It was a short glimpse of the true freshman quarterback that makes it easy to see why Oklahoma feels better about its backup quarterback situation behind Baker Mayfield than it did when the spring began.
"Austin, that dude right there is a player ... he came in ready to work," safety Steven Parker said. "He's a workhorse. He's more mature than most freshmen I've seen."
Kendall, an early enrollee who is in his first college semester, capped off his first spring in Norman, Oklahoma, with mediocre numbers during a spring game marred by windy conditions, finishing 8-of-17 for 52 yards. But he displayed poise, accuracy (he had multiple dropped passes), and surprising mobility to help reaffirm the growing confidence the coaching staff has in the ESPN300 signee.
"He's been more than we could have expected," coach Bob Stoops said. "He's got a lot of poise, maturity to him and a lot of confidence. He did really well, like he did most of the spring."
The quarterback position behind Baker Mayfield was a major question mark heading into the spring, but Kendall's performance made offensive coordinator Lincoln Riley's comfort level with him behind center skyrocket during spring drills.
"It's pretty high right now," Riley said. "He just gets better and better. He's pretty smart about the chances to take. It was good to see the look in his eye today when we were in front of a lot of people. Here's a kid who should be getting ready for prom, and he's playing in front of a great crowd and he handled it great."

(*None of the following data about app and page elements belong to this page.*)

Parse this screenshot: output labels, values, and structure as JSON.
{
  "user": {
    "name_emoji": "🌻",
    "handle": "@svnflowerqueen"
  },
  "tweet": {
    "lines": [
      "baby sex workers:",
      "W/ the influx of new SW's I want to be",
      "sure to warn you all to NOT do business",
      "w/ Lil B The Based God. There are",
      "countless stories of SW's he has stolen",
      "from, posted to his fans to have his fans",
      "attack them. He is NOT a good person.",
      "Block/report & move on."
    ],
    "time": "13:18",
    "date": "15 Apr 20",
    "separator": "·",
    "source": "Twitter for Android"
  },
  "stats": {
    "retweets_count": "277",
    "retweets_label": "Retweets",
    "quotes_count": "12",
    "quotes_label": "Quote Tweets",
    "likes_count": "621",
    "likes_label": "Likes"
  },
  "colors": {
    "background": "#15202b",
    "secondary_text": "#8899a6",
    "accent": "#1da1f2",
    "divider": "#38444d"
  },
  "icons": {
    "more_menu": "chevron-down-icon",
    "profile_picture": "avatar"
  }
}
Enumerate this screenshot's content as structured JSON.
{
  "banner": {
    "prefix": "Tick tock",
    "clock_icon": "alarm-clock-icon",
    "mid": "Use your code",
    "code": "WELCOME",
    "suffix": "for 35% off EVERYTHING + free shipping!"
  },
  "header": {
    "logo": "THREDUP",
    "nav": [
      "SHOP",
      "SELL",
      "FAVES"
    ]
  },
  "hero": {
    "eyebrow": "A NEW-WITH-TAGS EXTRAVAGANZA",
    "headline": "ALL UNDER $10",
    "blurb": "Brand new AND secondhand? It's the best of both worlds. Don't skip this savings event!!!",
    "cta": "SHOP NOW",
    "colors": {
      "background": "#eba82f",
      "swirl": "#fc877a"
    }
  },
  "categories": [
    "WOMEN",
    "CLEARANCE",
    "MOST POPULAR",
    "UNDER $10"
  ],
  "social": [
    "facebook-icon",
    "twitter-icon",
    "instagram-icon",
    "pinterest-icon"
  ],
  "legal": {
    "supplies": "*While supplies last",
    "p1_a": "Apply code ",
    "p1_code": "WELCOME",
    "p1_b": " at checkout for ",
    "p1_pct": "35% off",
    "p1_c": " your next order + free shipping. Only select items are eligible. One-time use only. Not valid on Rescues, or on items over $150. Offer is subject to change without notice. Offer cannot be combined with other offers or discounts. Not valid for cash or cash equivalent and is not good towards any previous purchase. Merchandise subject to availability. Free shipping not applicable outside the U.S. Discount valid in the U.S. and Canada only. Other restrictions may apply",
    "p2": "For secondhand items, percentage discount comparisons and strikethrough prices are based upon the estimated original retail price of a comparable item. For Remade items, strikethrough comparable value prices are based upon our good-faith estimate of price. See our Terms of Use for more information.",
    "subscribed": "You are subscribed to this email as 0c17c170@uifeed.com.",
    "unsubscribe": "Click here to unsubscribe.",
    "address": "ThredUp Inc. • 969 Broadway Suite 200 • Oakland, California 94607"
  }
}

The departure of Trevor Knight, who was named Texas A&M's starter on Monday, and Cody Thomas, who elected to focus on baseball, left Oklahoma with a hole behind Mayfield, one of the favorites for the Heisman Trophy heading into 2016. Kendall went a long way to silencing those concerns with a spring that exceeded expectations in a lot of ways.

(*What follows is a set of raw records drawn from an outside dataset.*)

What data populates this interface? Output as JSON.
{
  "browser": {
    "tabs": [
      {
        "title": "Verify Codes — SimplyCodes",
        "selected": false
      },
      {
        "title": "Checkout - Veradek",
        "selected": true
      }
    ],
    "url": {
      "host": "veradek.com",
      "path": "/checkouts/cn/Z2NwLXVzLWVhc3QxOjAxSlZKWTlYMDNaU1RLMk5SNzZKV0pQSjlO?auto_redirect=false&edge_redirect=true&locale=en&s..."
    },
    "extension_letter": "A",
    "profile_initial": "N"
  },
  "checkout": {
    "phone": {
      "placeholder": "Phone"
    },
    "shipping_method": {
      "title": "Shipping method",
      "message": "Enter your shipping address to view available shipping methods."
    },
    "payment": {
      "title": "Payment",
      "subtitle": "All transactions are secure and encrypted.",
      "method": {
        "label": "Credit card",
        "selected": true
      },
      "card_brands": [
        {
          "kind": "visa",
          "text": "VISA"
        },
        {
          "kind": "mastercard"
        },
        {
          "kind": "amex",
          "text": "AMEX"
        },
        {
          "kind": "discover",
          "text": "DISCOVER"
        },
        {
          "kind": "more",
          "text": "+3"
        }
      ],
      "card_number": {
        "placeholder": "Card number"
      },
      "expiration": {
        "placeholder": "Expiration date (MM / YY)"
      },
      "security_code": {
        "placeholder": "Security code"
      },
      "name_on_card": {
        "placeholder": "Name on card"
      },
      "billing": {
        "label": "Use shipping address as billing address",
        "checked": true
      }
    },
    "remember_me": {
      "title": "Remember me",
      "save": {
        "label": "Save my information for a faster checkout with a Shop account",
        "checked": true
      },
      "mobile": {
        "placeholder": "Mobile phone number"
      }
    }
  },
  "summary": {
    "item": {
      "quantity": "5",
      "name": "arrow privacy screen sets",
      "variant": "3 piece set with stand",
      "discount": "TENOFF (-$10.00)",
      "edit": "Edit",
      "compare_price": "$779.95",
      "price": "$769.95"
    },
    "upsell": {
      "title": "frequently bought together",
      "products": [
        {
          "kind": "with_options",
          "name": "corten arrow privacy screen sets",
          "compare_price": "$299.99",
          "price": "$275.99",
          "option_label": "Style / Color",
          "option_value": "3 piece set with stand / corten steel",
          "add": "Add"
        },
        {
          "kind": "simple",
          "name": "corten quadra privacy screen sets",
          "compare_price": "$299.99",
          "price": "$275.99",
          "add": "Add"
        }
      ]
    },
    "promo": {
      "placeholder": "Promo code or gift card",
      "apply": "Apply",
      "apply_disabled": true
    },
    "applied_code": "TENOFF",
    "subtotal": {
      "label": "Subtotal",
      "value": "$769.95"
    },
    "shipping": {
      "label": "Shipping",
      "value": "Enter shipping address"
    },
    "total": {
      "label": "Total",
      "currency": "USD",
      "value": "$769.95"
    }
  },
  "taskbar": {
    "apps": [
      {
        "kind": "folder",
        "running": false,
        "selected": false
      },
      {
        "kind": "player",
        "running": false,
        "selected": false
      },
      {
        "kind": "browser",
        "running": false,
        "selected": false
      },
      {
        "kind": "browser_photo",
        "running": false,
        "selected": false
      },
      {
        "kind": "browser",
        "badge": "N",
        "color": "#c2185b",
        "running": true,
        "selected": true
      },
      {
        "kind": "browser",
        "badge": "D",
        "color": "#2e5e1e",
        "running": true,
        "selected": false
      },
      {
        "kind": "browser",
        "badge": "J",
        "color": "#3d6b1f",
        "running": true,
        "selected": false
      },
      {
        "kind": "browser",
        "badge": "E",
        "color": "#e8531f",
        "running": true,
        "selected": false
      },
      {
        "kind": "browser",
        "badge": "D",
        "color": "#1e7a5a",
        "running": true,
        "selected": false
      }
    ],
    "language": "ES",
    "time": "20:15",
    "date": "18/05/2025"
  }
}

"Once I got here and in the system, I felt comfortable," Kendall said. "Now, with practices, scrimmages and the spring game, I feel comfortable. If my name gets called I'm confident I can get the job done. Coach Riley says always prepare to be in there every down and I'm going to be next to him [on the sideline] every single play and be ready if anything happens."
The Sooners had confidence in the No. 182 player in the 2016 ESPN300 heading into the spring. After all, they signed him for a reason. Yet, seeing him actually do it on the field should keep Oklahoma from pushing the panic button during the summer because of a concern about the No. 2 quarterback.
"You never really know how they're going to react that first time [on the field], and so today was just a great step for him," Riley said. "He's been very, very steady all spring. He missed a few things today ... but he's a little better than I thought physically. He's shown the ability to get out of things a little bit more. We felt like coming in, he was a really good thrower and he's shown nothing but that."
Despite his fearless style and love for mixing it up with defenders, Mayfield started every game for the Sooners in 2015 (although he missed the second half against TCU after a concussion). Only West Virginia's Skyler Howard and Texas Tech's Patrick Mahomes joined Mayfield as Big 12 quarterbacks to start every game a year ago, a sign that the backup quarterback position is a critical piece to a Big 12 title run. Thus, finding a quality backup that would ensure the Sooners didn't have to completely revamp the offense without Mayfield was a key to the spring, and Kendall passed the test with flying colors.
"We've been really happy with how just mentally he's progressed," Riley said. "He's really bought in."